Enthusiasts in Hong Kong snapped up stamps these stamps immediately.
It comes as the city remains deeply divided between those loyal to Beijing and groups demanding political reform who feel China is threatening Hong Kong’s cherished freedoms. The semi-autonomous city’s liberties were guaranteed for 50 years in the handover agreement, but critics say China is trampling the deal with interference in a number of areas, from politics to education and the media.
The PLA is responsible for defending the city and has a garrison in central Hong Kong. Some feared the army would be heavy-handed when it arrived in 1997, given the crackdown on student protesters in Beijing’s Tiananmen Square in 1989. Instead it has maintained a very low profile and is barred from interfering in local affairs.
Collectors said the stamps, which cost HK$10 ($1.28) each and are on sale for three months, were more nationalistic than previous commemorations as they gathered to buy them at Hong Kong’s General Post Office.
“This stamp is very relevant and has a heavy military and Chinese flavour to it,” explained collector Lok Ka-chung, 70, who said he would exchange them with fellow philatelists in mainland China.
“They’ve been stationed here for 20 years, they should be on the stamp,” added collector Tommy Ying, a 40-year-old engineer.
Enthusiasts had queued earlier in June to buy PLA-themed envelopes, which have already sold out.
“The PLA’s Hong Kong Garrison has a very important sense of mission for Hong Kong, stabilising its economy and law and order,” said Joe Kwan, 58, a retired civil servant, when he lined up for the envelopes.
Kwan said he would send them to friends in China and overseas.
Many of the collectors Tuesday had created special envelopes or backgrounds on which they stuck the new designs and received a custom-made date stamp.
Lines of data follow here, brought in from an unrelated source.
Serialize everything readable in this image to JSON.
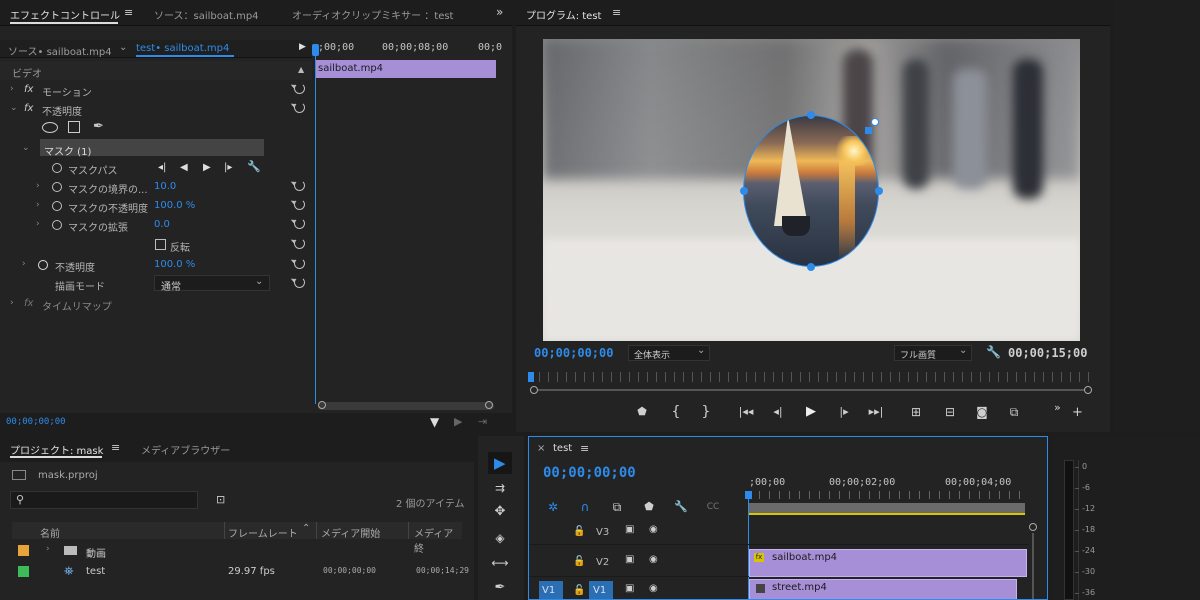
{
  "effect_panel": {
    "tabs": [
      {
        "label": "エフェクトコントロール"
      },
      {
        "label": "ソース：sailboat.mp4"
      },
      {
        "label": "オーディオクリップミキサー ：test"
      }
    ],
    "source_crumb": "ソース• sailboat.mp4",
    "seq_crumb": "test• sailboat.mp4",
    "ruler": {
      "t0": ";00;00",
      "t1": "00;00;08;00",
      "t2": "00;0"
    },
    "clip_label": "sailboat.mp4",
    "section_video": "ビデオ",
    "motion": "モーション",
    "opacity": "不透明度",
    "mask": "マスク (1)",
    "mask_path": "マスクパス",
    "mask_feather": "マスクの境界の...",
    "mask_feather_val": "10.0",
    "mask_opacity": "マスクの不透明度",
    "mask_opacity_val": "100.0 %",
    "mask_expand": "マスクの拡張",
    "mask_expand_val": "0.0",
    "invert": "反転",
    "opacity_row": "不透明度",
    "opacity_val": "100.0 %",
    "blend_mode": "描画モード",
    "blend_val": "通常",
    "time_remap": "タイムリマップ",
    "fx": "fx",
    "timecode": "00;00;00;00"
  },
  "program_panel": {
    "title": "プログラム: test",
    "timecode_left": "00;00;00;00",
    "zoom": "全体表示",
    "quality": "フル画質",
    "timecode_right": "00;00;15;00"
  },
  "project_panel": {
    "tab": "プロジェクト: mask",
    "tab2": "メディアブラウザー",
    "file": "mask.prproj",
    "item_count": "2 個のアイテム",
    "columns": [
      "名前",
      "フレームレート",
      "メディア開始",
      "メディア終"
    ],
    "rows": [
      {
        "name": "動画",
        "fps": "",
        "start": "",
        "end": "",
        "color": "#e8a33c"
      },
      {
        "name": "test",
        "fps": "29.97 fps",
        "start": "00;00;00;00",
        "end": "00;00;14;29",
        "color": "#3dbb5b"
      }
    ]
  },
  "timeline_panel": {
    "tab": "test",
    "timecode": "00;00;00;00",
    "ruler": {
      "t0": ";00;00",
      "t1": "00;00;02;00",
      "t2": "00;00;04;00"
    },
    "tracks": [
      {
        "label": "V3"
      },
      {
        "label": "V2",
        "clip": "sailboat.mp4"
      },
      {
        "label": "V1",
        "clip": "street.mp4",
        "src": "V1"
      }
    ]
  },
  "meter": {
    "labels": [
      "0",
      "-6",
      "-12",
      "-18",
      "-24",
      "-30",
      "-36"
    ]
  },
  "colors": {
    "accent": "#2d8ceb",
    "clip": "#a78fd8",
    "bg": "#232323"
  }
}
Before Hong Kong was handed back to China, there was also a rush on stamps featuring the profile of Queen Elizabeth II.